LCS clubs sparked by their leadoff men
Jeter, Figgins, Rollins, Furcal all bring something different
In baseball, as in everywhere else, it starts at the top. And the four teams about to take the League Championship Series stage have leading men in the finest Cary Grant tradition, guys who command the spotlight and set the tone.
The four leadoff men who helped steer their clubs into the two League Championship Series -- the Yankees' Derek Jeter, the Angels' Chone Figgins, the Dodgers' Rafael Furcal and the Phillies' Jimmy Rollins -- form a truly special group.
Combined, the quartet has appeared in the postseason 30 times, been fitted for six World Series rings, played in 15 All-Star Games, won five Gold Gloves, four Silver Sluggers, two Rookie of the Year Awards and a Most Valuable Player Award.
Only one of them is about to add a World Series championship to his resume, but all four are at the forefront of their clubs' campaigns to sustain the dream into November.
And only one of them, of course, is out to defend his title.
"We're going to give it our all. I can tell you that much," said the Phillies' Rollins, leading the charge into another NLCS against the Dodgers. "It's going to be one of those epic series. We're not afraid of anybody."
There are no young turks among these leading men. Each is in his 30s, and has been at it for at least eight seasons. They all do the same thing -- give their teams wings, give their fans hope, give the opposition headaches -- but go about it differently.

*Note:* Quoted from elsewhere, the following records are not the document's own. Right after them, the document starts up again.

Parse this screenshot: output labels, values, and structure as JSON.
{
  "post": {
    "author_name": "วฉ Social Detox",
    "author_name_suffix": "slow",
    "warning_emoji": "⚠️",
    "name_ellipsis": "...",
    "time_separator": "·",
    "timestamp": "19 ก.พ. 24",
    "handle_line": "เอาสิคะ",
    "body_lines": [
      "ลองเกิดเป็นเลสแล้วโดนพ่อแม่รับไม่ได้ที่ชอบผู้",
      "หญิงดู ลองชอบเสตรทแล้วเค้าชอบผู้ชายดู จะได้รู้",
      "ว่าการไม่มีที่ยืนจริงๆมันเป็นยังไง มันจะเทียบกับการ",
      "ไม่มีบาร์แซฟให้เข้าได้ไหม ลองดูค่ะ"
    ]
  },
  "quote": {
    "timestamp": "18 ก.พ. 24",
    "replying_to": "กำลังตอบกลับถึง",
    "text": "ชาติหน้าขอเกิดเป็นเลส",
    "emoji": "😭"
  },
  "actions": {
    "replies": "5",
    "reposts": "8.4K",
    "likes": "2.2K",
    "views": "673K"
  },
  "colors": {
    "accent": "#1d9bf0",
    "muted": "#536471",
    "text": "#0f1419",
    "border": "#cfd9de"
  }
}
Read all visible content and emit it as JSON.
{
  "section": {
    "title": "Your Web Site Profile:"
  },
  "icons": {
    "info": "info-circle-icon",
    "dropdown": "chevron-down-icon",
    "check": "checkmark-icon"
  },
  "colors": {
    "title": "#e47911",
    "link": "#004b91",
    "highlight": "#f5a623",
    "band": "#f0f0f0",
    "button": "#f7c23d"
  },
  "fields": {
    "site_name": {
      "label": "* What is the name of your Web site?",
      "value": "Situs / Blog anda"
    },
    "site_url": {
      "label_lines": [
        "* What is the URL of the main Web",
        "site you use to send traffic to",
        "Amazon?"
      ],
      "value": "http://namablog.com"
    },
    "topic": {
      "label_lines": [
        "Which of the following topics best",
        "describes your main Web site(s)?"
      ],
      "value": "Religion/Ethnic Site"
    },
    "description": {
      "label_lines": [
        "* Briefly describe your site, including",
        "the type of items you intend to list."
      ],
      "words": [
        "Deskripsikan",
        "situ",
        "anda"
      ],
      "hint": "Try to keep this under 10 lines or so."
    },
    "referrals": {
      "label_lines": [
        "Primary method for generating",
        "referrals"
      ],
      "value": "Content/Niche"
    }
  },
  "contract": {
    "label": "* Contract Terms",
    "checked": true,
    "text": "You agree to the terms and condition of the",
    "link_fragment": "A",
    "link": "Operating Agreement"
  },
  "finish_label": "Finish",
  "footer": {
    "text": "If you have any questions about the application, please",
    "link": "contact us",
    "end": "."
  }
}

Jeter is the unquestioned captain of the Yankees, with four World Series titles under his belt, and he had an MVP-type season in the Bronx this year. He's the best pure hitter of the group, as evidenced by his .317 career average and his Yankee-record 2,747 hits.
But being the leading man is relatively fresh for him, certainly in comparison to these peers. He filled the role this season, when Yankees manager Joe Girardi decided to lower Johnny Damon.

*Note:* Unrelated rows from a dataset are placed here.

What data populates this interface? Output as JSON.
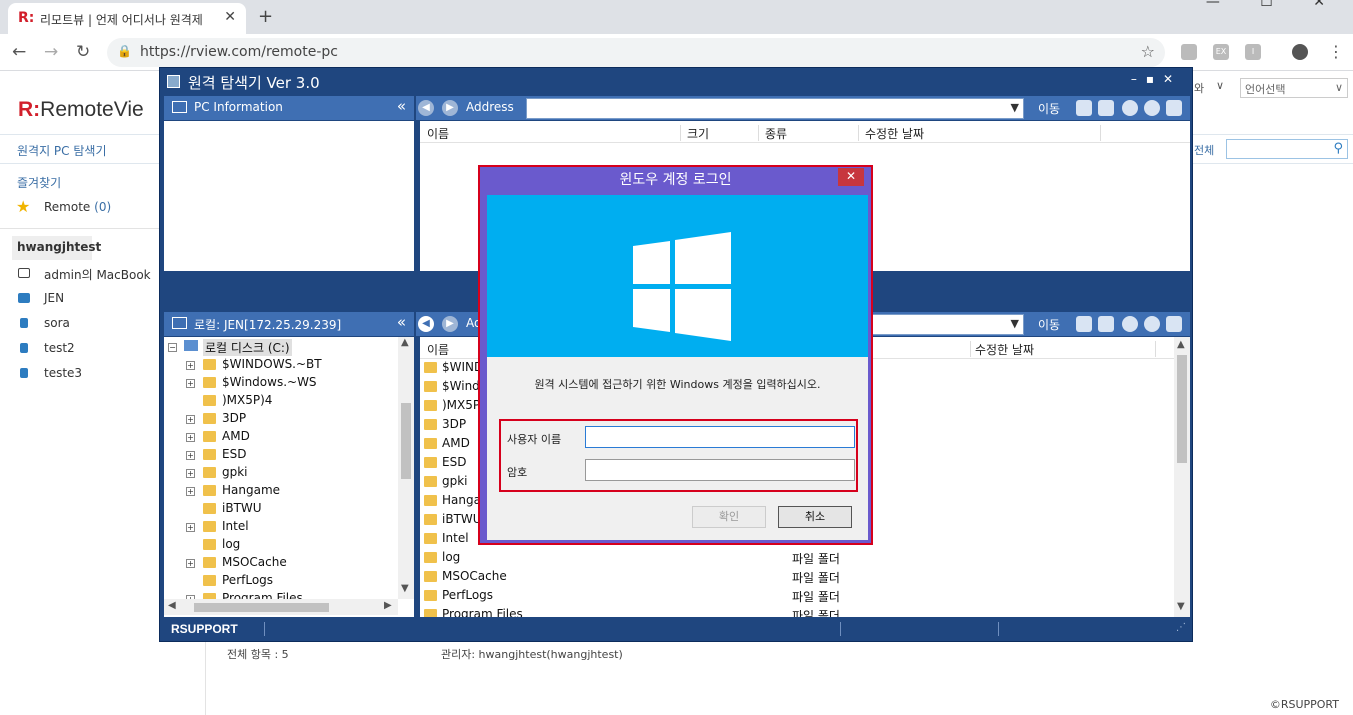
{
  "browser": {
    "tab_title": "리모트뷰 | 언제 어디서나 원격제",
    "tab_close": "✕",
    "new_tab": "+",
    "url": "https://rview.com/remote-pc",
    "window_controls": "— ☐ ✕",
    "ext_icons": [
      "EX",
      "I"
    ]
  },
  "page": {
    "logo_text": "RemoteVie",
    "subnav": "원격지 PC 탐색기",
    "favorites_label": "즐겨찾기",
    "remote_label": "Remote",
    "remote_count": "(0)",
    "group_name": "hwangjhtest",
    "devices": [
      "admin의 MacBook",
      "JEN",
      "sora",
      "test2",
      "teste3"
    ],
    "right_partial": "와",
    "language_select": "언어선택",
    "search_scope": "전체",
    "total_items": "전체 항목 : 5",
    "admin": "관리자: hwangjhtest(hwangjhtest)",
    "copyright": "©RSUPPORT"
  },
  "explorer": {
    "title": "원격 탐색기 Ver 3.0",
    "pc_info_label": "PC Information",
    "address_label": "Address",
    "move_label": "이동",
    "top_columns": [
      "이름",
      "크기",
      "종류",
      "수정한 날짜"
    ],
    "local_label": "로컬: JEN[172.25.29.239]",
    "address_label_2": "Ad",
    "bottom_columns": [
      "이름",
      "수정한 날짜"
    ],
    "drive_label": "로컬 디스크 (C:)",
    "tree": [
      {
        "name": "$WINDOWS.~BT",
        "expandable": true
      },
      {
        "name": "$Windows.~WS",
        "expandable": true
      },
      {
        "name": ")MX5P)4",
        "expandable": false
      },
      {
        "name": "3DP",
        "expandable": true
      },
      {
        "name": "AMD",
        "expandable": true
      },
      {
        "name": "ESD",
        "expandable": true
      },
      {
        "name": "gpki",
        "expandable": true
      },
      {
        "name": "Hangame",
        "expandable": true
      },
      {
        "name": "iBTWU",
        "expandable": false
      },
      {
        "name": "Intel",
        "expandable": true
      },
      {
        "name": "log",
        "expandable": false
      },
      {
        "name": "MSOCache",
        "expandable": true
      },
      {
        "name": "PerfLogs",
        "expandable": false
      },
      {
        "name": "Program Files",
        "expandable": true
      }
    ],
    "files": [
      {
        "name": "$WIND",
        "kind": ""
      },
      {
        "name": "$Wind",
        "kind": ""
      },
      {
        "name": ")MX5P",
        "kind": ""
      },
      {
        "name": "3DP",
        "kind": ""
      },
      {
        "name": "AMD",
        "kind": ""
      },
      {
        "name": "ESD",
        "kind": ""
      },
      {
        "name": "gpki",
        "kind": ""
      },
      {
        "name": "Hanga",
        "kind": ""
      },
      {
        "name": "iBTWU",
        "kind": ""
      },
      {
        "name": "Intel",
        "kind": ""
      },
      {
        "name": "log",
        "kind": "파일 폴더"
      },
      {
        "name": "MSOCache",
        "kind": "파일 폴더"
      },
      {
        "name": "PerfLogs",
        "kind": "파일 폴더"
      },
      {
        "name": "Program Files",
        "kind": "파일 폴더"
      }
    ],
    "status_brand": "RSUPPORT"
  },
  "dialog": {
    "title": "윈도우 계정 로그인",
    "close": "✕",
    "message": "원격 시스템에 접근하기 위한 Windows 계정을 입력하십시오.",
    "username_label": "사용자 이름",
    "password_label": "암호",
    "username_value": "",
    "password_value": "",
    "ok_label": "확인",
    "cancel_label": "취소"
  }
}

For Jeter, it was a case of a new location, the same business. Not getting caught up in labels, he remained faithful to his mantra of trying "to contribute and [being] consistent."
Come October, Jeter's performance graph does tend to spike. As New York right fielder Nick Swisher promised, "Once the lights hit the postseason, it's Jeter time."
Figgins is also the catalyst for his team's offense, with an impressive .395 on-base percentage this year that helped him finish second in the American League with 114 runs.
Unlike the others, all shortstops, Figgins is an out-of-the-box third baseman. Corner infielders are supposed to pound, but Figgins burns. And thereby is another irony: At the hot corner, speed is of no use; you need quick reactions, and Figgins complies with cat-like reflexes that snap up lasers headed down the line.
"Chone's a Gold Glove third baseman," said teammate Torii Hunter, who knows some things about Gold Gloves. "When you talk about a guy who loves the game and plays every day with everything he's got, that's Chone.
"He's been our energy guy all year, getting us going. He never wears down, never wants to come out of a game."
Meanwhile, over in the National League, Furcal has been a constant in the postseason, making the eighth appearance of his 10-year career. He is still chasing the carrot: He is the only one of the four leading men still without a ring, or even a World Series appearance.
Rollins is the quartet's only MVP winner, as the shortstop won the coveted award in 2007 and then followed that up by helping his team win the World Series in 2008.
Jeter has hoisted four World Series championship trophies, but never an MVP Award. So assessing the leading men's impact can be quirky.
But you didn't need to see the Oscar in Cary Grant's hand to know he could act. Same here.
As Hunter said of his teammate, while he could've been talking about any of the four, "Chone's a player, man."
Tom Singer is a reporter for MLB.com. This story was not subject to the approval of Major League Baseball or its clubs.